    4 days ago
  • Government sets pay and workforce expectations for the Public Sector
    The Government’s Workforce Policy Statement issued today sets out its expectations for pay and employment relations in the Public Sector, the Minister of Finance and Minister for the Public Service say. “New Zealand has had an exceptionally successful health and economic response to COVID-19. This has been supported by the ...
    BeehiveBy beehive.govt.nz
    4 days ago
  • Author Ben Brown is New Zealand’s first Te Awhi Rito Reading Ambassador
    Lyttleton writer Ben Brown (Ngāti Mahuta, Ngāti Koroki, Ngāti Paoa) will be New Zealand’s first Te Awhi Rito Reading Ambassador, promoting the value of reading for children and young people, Internal Affairs Minister Jan Tinetti announced today. A poet and award-winning author, Ben Brown writes books, non-fiction and short stories ...
    BeehiveBy beehive.govt.nz
    5 days ago
  • Celebrating New Zealand’s firefighters this International Firefighters’ day
    With two fire stations already complete, and building underway on 16 fire stations around the country, today we celebrate International Firefighters’ Day for the important role firefighters have in keeping communities across the country safe, says Minister of Internal Affairs, Jan Tinetti. The work is progressing due to Government funding ...
    BeehiveBy beehive.govt.nz
    5 days ago
  • Ron Brierley knighthood to go
    Ron Brierley has written to the Clerk of the Executive Council to tender his resignation as a Knight Bachelor. The Queen has been informed. The forfeiture follows the Prime Minister initiating the process to remove his Knighthood. The Clerk of the Executive Council wrote to him on 6 April 2021 ...
    BeehiveBy beehive.govt.nz
    5 days ago
  • Employment boost for rural communities
    The Government is continuing to create opportunities for at-risk rangatahi overcome barriers to employment, education or training with the next tranche of He Poutama Rangatahi programmes, Minister for Social Development and Employment Carmel Sepuloni announced today. “We’re focused on supporting rangatahi to get what they need to progress in the ...
    BeehiveBy beehive.govt.nz
    5 days ago
  • Pre-Budget speech to Wellington Chamber of Commerce
    Thank you for the invitation to speak today, it is great to be here.  I mean that both sincerely and literally. For this equivalent speech last year I took part virtually, beaming in from the Beehive Theatrette with only a socially distanced press gallery bearing silent witness.

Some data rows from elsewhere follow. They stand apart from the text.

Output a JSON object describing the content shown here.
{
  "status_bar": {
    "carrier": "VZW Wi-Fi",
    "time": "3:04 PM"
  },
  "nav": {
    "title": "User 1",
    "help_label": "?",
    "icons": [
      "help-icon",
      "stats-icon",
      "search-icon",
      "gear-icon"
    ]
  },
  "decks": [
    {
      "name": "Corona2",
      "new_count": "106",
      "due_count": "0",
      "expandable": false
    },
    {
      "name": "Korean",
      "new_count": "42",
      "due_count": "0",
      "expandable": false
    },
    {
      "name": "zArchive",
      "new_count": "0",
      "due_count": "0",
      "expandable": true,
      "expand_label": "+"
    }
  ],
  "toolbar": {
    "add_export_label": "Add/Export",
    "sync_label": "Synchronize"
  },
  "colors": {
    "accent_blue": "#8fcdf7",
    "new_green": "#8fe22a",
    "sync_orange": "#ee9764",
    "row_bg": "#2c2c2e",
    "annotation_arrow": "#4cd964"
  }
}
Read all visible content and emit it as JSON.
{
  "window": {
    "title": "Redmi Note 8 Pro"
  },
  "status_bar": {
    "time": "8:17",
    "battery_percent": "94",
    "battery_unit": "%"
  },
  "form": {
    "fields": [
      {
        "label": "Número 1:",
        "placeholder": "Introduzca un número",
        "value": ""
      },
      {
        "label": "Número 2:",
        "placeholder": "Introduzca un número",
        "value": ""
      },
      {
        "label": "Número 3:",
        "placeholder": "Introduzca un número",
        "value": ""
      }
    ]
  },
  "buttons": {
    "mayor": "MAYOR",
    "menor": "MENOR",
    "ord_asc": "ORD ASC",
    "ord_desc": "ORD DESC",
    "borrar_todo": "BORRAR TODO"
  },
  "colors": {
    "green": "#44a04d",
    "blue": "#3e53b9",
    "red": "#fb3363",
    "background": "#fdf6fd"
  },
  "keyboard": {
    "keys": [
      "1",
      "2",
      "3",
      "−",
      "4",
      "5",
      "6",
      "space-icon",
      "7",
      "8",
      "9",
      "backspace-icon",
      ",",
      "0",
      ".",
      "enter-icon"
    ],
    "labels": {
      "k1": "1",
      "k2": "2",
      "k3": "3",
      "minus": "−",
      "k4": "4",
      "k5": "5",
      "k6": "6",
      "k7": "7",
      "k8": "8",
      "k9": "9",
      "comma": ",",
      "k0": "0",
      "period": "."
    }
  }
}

You are a ...
    BeehiveBy beehive.govt.nz
    5 days ago
  • Budget 2021 reprioritises nearly $1 billion
    The Government’s strong pandemic response and the better than expected economic recovery means not all the money allocated in the COVID-19 Response and Recovery Fund has been spent, Grant Robertson said in his annual pre-Budget speech to the Wellington Chamber of Commerce this morning. “As part of Budget preparation I ...
    BeehiveBy beehive.govt.nz
    5 days ago
  • Speech on Digital Identity Trust Framework
    I'd like to start by thanking Graeme, David and Ben from NZTech and Digital Identity New Zealand for inviting me to speak to you. I’m so sorry I can’t be there in person, but I want to acknowledge those of you who are, including some of this country’s top tech ...
    BeehiveBy beehive.govt.nz
    6 days ago
  • NZ Cook Islands travel bubble significant step in COVID-19 recovery
    New Zealand Prime Minister Jacinda Ardern and Cook Islands Prime Minister Mark Brown have today announced that, pending final confirmation by New Zealand’s Director-General of Health and the Cook Islands Secretary of Health, two-way quarantine-free travel will commence between the two countries on 17 May (NZT). “Two way quarantine-free travel ...
    BeehiveBy beehive.govt.nz
    6 days ago
  • Minister for State Owned Enterprises saddened by passing of KiwiRail Chair
    Minister for State Owned Enterprises, David Clark is deeply saddened to hear about the passing of KiwiRail Chairman, Brian Corban. “I know Brian was seen as a transformative leader within KiwiRail, well respected for his wisdom, honesty and sense of humour,” said David Clark. Mr Corban served as Chair of ...
    BeehiveBy beehive.govt.nz
    6 days ago